Time To Learn Haxe

Ever since being introduced to it in 2009, I have had pride in being called a Flash programmer. Recent trends, however, have forced me to reconsider the future of my programming career. In particular, the heralding of Flash's defeat to HTML5 in the battle for web dominance has been troubling, even if premature. And though I do not see the end of the use of Flash on the horizon like some excited folk, I do realize that it is becoming a dying art. And in today's world, it's adapt or die.

For those who are unaware, Flash is the platform that many web applications (and in particular, web games hosted on Kongregate and Newgrounds) run on. Flash and its Actionscript programming language were developed by Macromedia in 1996. In 2005, Adobe acquired Macromedia and developed the version of Flash we know today. Being nearly unrivaled in its capacity for web animation and video/audio support, Flash flourished.

Lately, however, there has been less of a need for Flash. As the CSS3 standards were implemented, simple web animations (like transitions, fading, and so on) could be done even without Javascript, the Internet's primary scripting language. At some point, Apple stopped supporting Flash on its devices. Now, with HTML5 receiving hype as a direct rival to Flash in terms of functionality, Internet prophets have foreshadowed Flash's death.

In reality, though, having had a decade-long head start on HTML5, Flash is all over the Internet, and I do not foresee it disappearing very quickly. Stubborn Actionscript programmers will still exist, programming mainly for Adobe AIR (Adobe's mobile app solution) and exceptionally large projects (like games) not easily feasible in a Javascript environment.

So, why do I feel the urgency to move on then? If none of CSS3, Apple, or HTML5 are really choking Flash, what is?

Interestingly, it is Adobe. Adobe is what is killing Flash, and it is for their negligence that I am needing to flee. Since the release of Actionscript 3.0 in 2006, we have been waiting diligently for a new AS4 standard meant to take advantage of modern knowledge and technologies. As Javascript has gotten faster and faster, Flash has merely retained its 2006 performance, and nowadays, Javascript is actually faster than Flash at many tasks despite being an interpreted language.

Well, the reason AS4 has never come to be is because Adobe decided to essentially abandon Flash in favor of HTML5. Adobe has, for instance, developed a tool for converting Actionscript to Javascript, and they have authored a new program called Edge Animate which makes HTML5 development easier.

In other words, Flash doesn't have a future. And, if something does not have a future, I do not want a part in it.

Therefore, in a search for something that serves as a compromise between Actionscript's nice object-oriented format and HTML5, I discovered Haxe and OpenFL. Haxe is a cross-platform object-oriented programming language. Being cross-platform, the same Haxe code can be compiled to Windows, Mac, mobile, and even HTML5. The language is furthermore stronger than Actionscript 3.0 was, including support for generics and even functional programming features. And, to make it a true dream come true, OpenFL is an API for Haxe that mimics Flash's API as much as possible!

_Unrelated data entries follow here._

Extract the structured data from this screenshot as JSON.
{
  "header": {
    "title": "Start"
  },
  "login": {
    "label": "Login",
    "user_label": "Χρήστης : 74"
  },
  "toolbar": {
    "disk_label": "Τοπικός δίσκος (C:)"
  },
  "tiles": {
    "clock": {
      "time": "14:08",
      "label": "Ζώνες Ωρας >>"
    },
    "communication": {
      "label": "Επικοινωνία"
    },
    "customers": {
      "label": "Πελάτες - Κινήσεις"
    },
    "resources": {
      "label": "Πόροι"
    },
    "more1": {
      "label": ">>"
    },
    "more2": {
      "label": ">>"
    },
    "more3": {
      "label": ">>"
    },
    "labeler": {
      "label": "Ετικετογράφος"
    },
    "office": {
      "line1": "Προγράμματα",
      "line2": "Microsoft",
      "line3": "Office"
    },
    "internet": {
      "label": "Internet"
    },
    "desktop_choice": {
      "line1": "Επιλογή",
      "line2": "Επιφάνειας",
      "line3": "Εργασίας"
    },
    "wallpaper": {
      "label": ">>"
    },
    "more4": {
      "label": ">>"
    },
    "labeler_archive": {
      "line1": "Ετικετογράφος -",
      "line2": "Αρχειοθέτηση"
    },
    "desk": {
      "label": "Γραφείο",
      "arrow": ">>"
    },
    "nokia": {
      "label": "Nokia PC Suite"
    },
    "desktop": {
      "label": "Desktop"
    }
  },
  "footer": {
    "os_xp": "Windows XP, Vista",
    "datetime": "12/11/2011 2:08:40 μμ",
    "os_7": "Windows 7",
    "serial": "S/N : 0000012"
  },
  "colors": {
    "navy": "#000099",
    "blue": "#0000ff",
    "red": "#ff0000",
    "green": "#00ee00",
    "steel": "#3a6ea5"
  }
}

Therefore, starting today, I will be learning and practicing in Haxe and contributing to the documentation effort through posts on this periodical. My hope is that I can benefit by reinforcing material that I learn and that you can benefit from my explanations and discoveries.